Sejari said the operation aims to deploy Turkish-backed opposition fighters in the province now dominated by al-Qaida-linked militants. He said the plan is to also foil "foreign projects" that aim to occupy the north of Syria under the pretext of fighting terrorism, in an apparent reference to the USA -backed Kurdish forces.
Sofge said some 2,000 IS fighters were still in the area.
"As for the Russians, they will not have a role in the areas of our control at all".
The operation is linked to a deal agreed earlier this year by rebel backer Turkey and regime allies Russian Federation and Iran to implement four so-called "de-escalation zones" in Syria.
Turkish commando units and military vehicles have reportedly massed on the border but are yet to cross, in what will be Ankara's second major Syria operation after its Euphrates Shield incursion previous year.
He pointed out to the presence of serious action now taking place in Idlib to achieve security.
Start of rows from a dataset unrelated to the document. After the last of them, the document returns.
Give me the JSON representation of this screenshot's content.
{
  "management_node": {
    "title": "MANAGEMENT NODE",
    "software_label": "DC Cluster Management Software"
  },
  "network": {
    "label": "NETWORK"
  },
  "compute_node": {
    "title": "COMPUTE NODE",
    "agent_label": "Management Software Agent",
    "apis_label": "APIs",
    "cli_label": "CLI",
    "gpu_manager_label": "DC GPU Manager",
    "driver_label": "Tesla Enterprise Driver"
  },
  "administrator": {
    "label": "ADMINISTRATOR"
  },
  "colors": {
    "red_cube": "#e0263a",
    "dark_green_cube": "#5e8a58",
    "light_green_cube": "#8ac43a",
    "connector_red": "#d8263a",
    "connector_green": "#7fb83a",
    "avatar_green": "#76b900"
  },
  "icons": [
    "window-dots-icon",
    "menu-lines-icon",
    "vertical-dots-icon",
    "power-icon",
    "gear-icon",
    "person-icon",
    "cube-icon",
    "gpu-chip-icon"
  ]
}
Erdogan has announced the country is conducting a "serious" operation against extremist groups in Syria's northwestern Idlib province with Turkey-backed rebels.
"What is also possible is a joint operation between Turkish forces and the Free Syrian Army (FSA) against the terrorists".
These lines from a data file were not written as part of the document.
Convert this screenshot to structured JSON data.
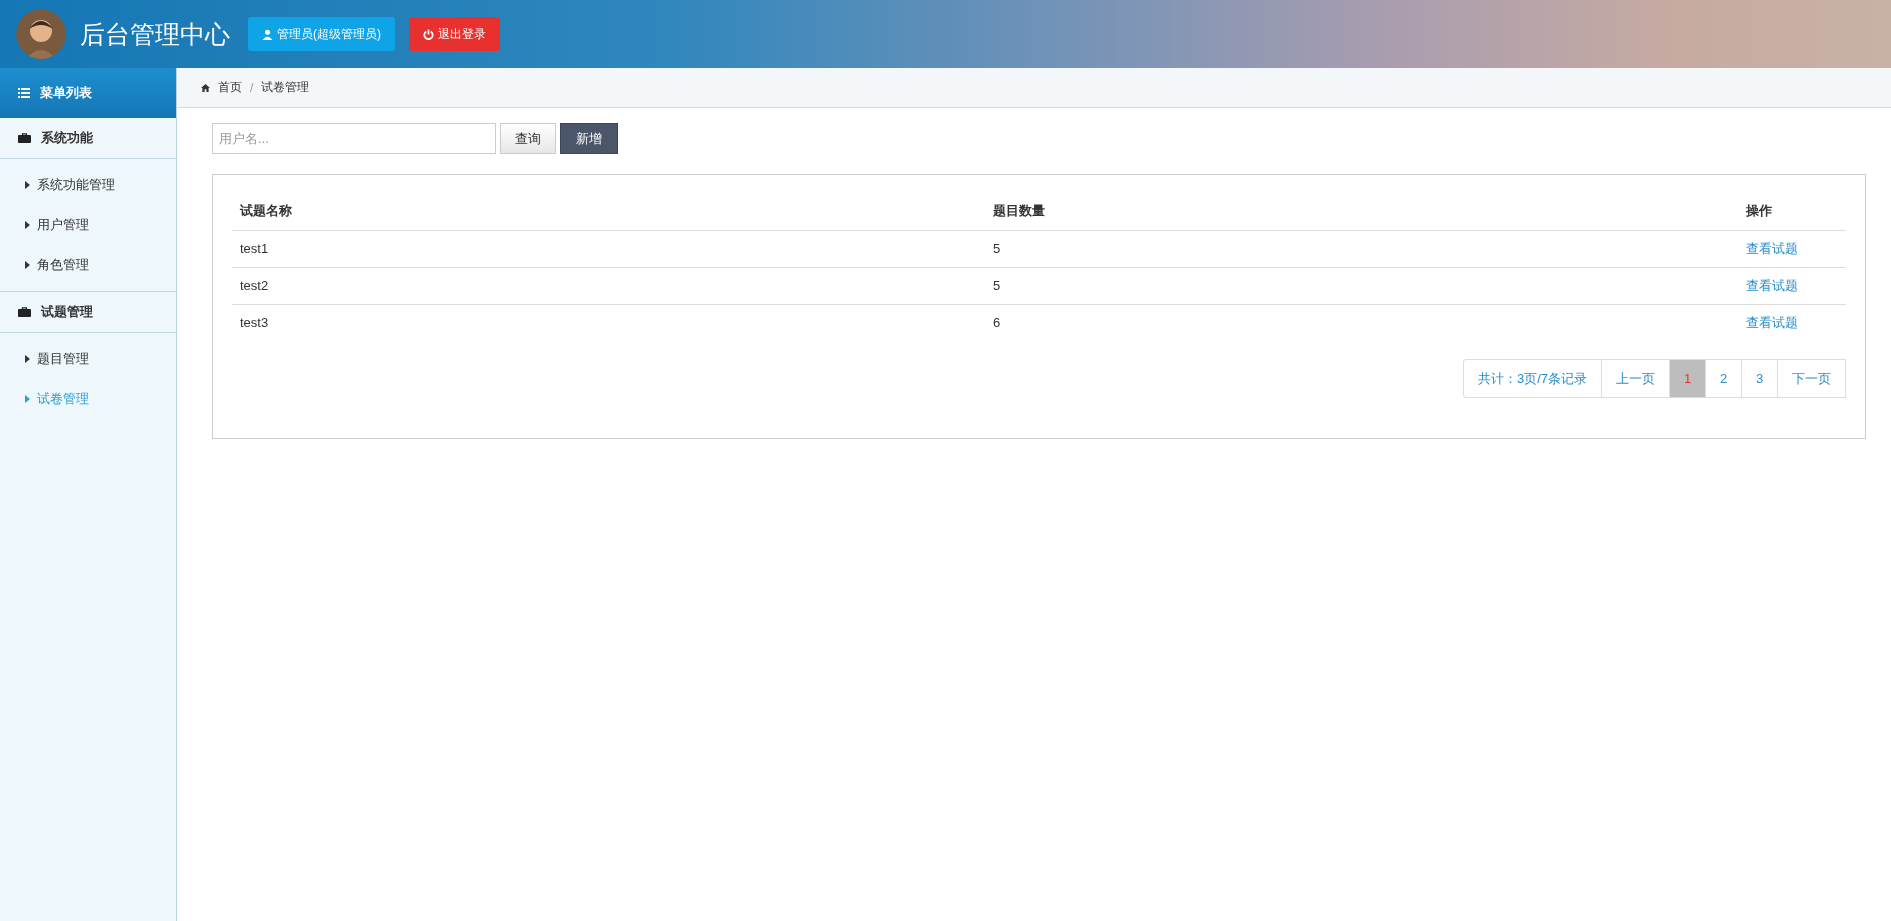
{
  "header": {
    "title": "后台管理中心",
    "user_button": "管理员(超级管理员)",
    "logout_button": "退出登录"
  },
  "sidebar": {
    "title": "菜单列表",
    "groups": [
      {
        "label": "系统功能",
        "items": [
          {
            "label": "系统功能管理",
            "selected": false
          },
          {
            "label": "用户管理",
            "selected": false
          },
          {
            "label": "角色管理",
            "selected": false
          }
        ]
      },
      {
        "label": "试题管理",
        "items": [
          {
            "label": "题目管理",
            "selected": false
          },
          {
            "label": "试卷管理",
            "selected": true
          }
        ]
      }
    ]
  },
  "breadcrumb": [
    "首页",
    "试卷管理"
  ],
  "breadcrumb_separator": "/",
  "search": {
    "placeholder": "用户名...",
    "buttons": [
      {
        "label": "查询",
        "kind": "plain"
      },
      {
        "label": "新增",
        "kind": "dark"
      }
    ]
  },
  "table": {
    "columns": [
      "试题名称",
      "题目数量",
      "操作"
    ],
    "rows": [
      {
        "name": "test1",
        "count": "5",
        "action": "查看试题"
      },
      {
        "name": "test2",
        "count": "5",
        "action": "查看试题"
      },
      {
        "name": "test3",
        "count": "6",
        "action": "查看试题"
      }
    ]
  },
  "pagination": {
    "summary": "共计：3页/7条记录",
    "prev": "上一页",
    "pages": [
      {
        "label": "1",
        "selected": true
      },
      {
        "label": "2",
        "selected": false
      },
      {
        "label": "3",
        "selected": false
      }
    ],
    "next": "下一页"
  }
}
HTS wants to continue fighting the government despite the establishment of "de-escalation zones".
Free Syrian Army fighters had reportedly entered Idlib Friday night, according to earlier media reports, but the Turkish president denied Ankara-backed forces had yet entered.
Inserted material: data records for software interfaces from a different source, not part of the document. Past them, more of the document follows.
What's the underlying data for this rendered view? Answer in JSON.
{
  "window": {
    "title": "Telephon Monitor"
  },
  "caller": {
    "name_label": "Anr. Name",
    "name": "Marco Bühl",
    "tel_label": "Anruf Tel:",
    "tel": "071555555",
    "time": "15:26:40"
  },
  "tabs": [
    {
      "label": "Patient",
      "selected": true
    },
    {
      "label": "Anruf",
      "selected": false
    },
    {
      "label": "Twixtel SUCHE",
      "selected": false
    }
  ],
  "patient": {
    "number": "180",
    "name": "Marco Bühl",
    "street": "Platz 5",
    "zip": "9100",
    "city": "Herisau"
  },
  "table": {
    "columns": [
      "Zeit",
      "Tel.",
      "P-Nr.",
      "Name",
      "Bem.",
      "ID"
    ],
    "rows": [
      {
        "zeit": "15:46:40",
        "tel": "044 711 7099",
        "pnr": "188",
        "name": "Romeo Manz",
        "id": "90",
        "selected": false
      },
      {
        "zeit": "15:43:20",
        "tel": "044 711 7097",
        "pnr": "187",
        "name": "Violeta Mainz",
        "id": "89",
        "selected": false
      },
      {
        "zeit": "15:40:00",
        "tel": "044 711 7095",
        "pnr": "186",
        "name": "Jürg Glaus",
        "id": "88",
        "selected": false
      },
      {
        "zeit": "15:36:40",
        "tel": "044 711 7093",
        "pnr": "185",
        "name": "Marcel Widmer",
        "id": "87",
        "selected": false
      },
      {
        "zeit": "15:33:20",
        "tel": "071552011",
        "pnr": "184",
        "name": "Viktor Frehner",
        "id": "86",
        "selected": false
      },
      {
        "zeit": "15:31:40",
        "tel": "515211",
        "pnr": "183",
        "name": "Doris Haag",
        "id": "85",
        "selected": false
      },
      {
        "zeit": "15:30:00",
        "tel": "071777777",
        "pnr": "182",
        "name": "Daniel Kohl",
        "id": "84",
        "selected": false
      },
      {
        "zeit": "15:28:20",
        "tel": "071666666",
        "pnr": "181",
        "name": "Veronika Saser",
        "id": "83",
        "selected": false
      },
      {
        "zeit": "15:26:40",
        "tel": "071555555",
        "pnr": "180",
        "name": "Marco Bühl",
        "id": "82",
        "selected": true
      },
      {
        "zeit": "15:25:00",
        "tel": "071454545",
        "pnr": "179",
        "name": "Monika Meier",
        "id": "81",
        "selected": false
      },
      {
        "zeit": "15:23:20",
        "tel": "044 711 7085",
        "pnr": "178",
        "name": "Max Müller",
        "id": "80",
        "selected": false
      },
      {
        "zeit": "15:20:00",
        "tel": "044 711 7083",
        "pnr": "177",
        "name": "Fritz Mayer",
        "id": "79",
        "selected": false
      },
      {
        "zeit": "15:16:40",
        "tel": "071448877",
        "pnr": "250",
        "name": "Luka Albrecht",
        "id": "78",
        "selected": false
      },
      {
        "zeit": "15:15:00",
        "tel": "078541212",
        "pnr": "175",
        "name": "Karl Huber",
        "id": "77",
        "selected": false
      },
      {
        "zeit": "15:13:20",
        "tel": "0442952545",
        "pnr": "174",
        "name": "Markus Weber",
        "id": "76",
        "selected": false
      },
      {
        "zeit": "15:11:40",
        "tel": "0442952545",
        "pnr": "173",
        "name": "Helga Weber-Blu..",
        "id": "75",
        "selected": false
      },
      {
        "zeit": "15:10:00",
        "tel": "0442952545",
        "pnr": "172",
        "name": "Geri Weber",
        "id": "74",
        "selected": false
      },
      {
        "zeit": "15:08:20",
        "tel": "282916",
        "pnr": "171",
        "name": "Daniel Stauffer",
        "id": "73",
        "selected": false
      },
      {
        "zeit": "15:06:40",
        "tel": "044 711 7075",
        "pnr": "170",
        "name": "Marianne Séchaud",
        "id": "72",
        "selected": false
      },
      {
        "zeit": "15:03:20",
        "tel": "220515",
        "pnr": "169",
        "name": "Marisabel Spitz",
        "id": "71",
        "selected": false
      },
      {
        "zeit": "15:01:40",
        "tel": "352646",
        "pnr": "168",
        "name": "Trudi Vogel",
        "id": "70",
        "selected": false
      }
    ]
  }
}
Turkish state-run Anadolu news agency said there was a major build up of Turkish commando units and military vehicles around the town of Reyhanli bordering Idlib close to the Cilvegozu border crossing.
Security in Idlib will be provided by Turkey with Russia, Erdogan said Saturday, without elaborating further.
Turkey's NTV, a private television station, reported an exchange of fire at the border area, quoting "military sources".
He said the defections could be read as "opportunistic in anticipation of a Turkish intervention".
"When you enter a boxing match, you don't count how many punches you will throw", Erdogan said.
A rebel commander participating in the operation, who spoke on condition of anonymity, told AFP in Beirut that "all the rebel groups" who took part in Euphrates Shield are participating in the latest operation. The zone would be monitored by Turkish soldiers.
Ahmed Abazeid, a Syrian researcher at the Turkey-based Toran Centre, said the Tahrir Al Sham coalition was always "essentially a sham".
President Erdogan refused to provide details on the extent of Turkish military deployment in Syria.
A December cease-fire in Syria brokered by the three countries led to the Astana talks, which are being held in parallel to UN-backed discussions in Geneva, to find a political solution to the six-year conflict.